• Quantitative ability
• Number Systems
• HCF, LCM
• Averages
• Percentages, Profit & Loss
• Simple/compound Interest
• Equations, Inequalities
• Complex numbers
• Functions
• Probability
• Permutation & Combination
• Mensuration
• Geometry
• Co-ordinate Geometry
• Trigonometry
• Set Theory
• Speed & Distance
• Work & Time
• Series & Progressions
• Surds & Indices
• Logarithms
• Ratio & Proportion
• Base Systems
• Data Interpretation
• Data Tables
• Pie Charts
• Line Graphs
• Bar graphs
• Other Chart types
• Data Sufficiency
• Verbal Ability
• Parajumbles
• Fill in the blanks
• Vocabulary
• Sentence Correction
• Analogies
• Meaning-Usage match
• Critical reasoning
• Facts/Inference/Judgment
• Logical reasoning
• Cubes & Dice
• Blood Relations
• Number & Letter Series
• Seating Arrangements
• Venn Diagrams
• Clocks & Calendars
• Analytical Reasoning
• Syllogism

### Format of the CAT 2014 Computer Based Test.

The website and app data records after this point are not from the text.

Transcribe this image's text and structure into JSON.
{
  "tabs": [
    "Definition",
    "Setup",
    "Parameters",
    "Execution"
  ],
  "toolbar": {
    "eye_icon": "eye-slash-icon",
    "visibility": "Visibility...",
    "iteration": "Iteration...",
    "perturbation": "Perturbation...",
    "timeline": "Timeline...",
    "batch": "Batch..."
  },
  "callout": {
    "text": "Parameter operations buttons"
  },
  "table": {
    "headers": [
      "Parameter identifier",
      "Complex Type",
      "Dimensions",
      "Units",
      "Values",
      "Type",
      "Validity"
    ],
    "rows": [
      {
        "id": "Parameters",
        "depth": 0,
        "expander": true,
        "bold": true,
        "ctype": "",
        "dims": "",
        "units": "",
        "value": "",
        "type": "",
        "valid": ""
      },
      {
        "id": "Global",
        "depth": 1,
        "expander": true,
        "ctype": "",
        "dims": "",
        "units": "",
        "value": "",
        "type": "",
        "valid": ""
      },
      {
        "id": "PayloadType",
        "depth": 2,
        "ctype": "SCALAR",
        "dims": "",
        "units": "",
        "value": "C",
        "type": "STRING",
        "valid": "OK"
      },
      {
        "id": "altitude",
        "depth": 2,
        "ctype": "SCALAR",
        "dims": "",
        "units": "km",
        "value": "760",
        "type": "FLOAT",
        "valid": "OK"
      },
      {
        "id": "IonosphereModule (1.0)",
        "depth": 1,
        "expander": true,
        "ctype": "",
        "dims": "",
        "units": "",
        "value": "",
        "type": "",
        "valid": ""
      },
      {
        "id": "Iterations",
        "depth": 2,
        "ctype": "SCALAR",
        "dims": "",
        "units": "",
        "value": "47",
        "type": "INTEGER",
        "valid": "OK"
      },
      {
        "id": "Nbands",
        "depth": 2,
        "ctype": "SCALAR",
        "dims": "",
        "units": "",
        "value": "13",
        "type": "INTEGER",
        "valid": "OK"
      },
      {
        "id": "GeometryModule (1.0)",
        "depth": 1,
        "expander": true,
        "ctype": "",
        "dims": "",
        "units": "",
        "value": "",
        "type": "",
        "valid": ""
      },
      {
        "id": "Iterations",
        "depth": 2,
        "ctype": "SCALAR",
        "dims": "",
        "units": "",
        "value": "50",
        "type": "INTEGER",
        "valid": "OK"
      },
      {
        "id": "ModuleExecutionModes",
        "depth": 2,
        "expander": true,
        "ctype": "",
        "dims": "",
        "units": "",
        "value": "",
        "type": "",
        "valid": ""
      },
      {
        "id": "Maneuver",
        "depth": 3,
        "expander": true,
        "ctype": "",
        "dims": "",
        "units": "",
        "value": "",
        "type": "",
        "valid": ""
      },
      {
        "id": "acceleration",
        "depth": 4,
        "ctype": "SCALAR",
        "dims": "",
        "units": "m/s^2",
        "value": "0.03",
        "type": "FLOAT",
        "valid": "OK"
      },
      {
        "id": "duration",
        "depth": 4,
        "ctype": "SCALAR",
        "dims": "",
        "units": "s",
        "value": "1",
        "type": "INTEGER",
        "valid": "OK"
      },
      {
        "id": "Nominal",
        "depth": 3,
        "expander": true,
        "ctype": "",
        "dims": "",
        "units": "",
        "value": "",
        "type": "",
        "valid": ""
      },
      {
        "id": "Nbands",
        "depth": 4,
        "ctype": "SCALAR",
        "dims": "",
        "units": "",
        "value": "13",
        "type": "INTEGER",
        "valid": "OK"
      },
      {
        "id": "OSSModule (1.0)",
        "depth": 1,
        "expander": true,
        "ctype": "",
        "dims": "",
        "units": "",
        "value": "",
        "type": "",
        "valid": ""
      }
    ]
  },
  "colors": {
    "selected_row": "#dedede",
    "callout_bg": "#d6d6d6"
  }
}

The CAT 2014 exam will contain 2 sections of 50 questions each.

Section1: Quantitative Techniques & Data Interpretation : 50 questions
Section2: Verbal Ability & Logical Reasoning : 50 questions
Total Time: 170 Minutes.